Description of the task:
For each line below that contains the word "Reduce", make a copy.

Page and application data records
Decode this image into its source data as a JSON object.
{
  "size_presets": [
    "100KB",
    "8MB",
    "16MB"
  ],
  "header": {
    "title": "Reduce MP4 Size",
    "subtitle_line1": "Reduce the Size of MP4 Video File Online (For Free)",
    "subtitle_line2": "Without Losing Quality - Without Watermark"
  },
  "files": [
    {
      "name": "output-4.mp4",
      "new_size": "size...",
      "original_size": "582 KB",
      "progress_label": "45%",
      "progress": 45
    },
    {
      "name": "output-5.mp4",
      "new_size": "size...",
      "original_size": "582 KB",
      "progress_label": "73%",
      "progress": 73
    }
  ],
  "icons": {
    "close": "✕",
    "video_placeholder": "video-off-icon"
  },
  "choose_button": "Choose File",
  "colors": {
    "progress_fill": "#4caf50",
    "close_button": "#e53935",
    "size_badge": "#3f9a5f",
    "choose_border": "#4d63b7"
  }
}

Result of this exercise:
    "title": "Reduce MP4 Size",
    "subtitle_line1": "Reduce the Size of MP4 Video File Online (For Free)",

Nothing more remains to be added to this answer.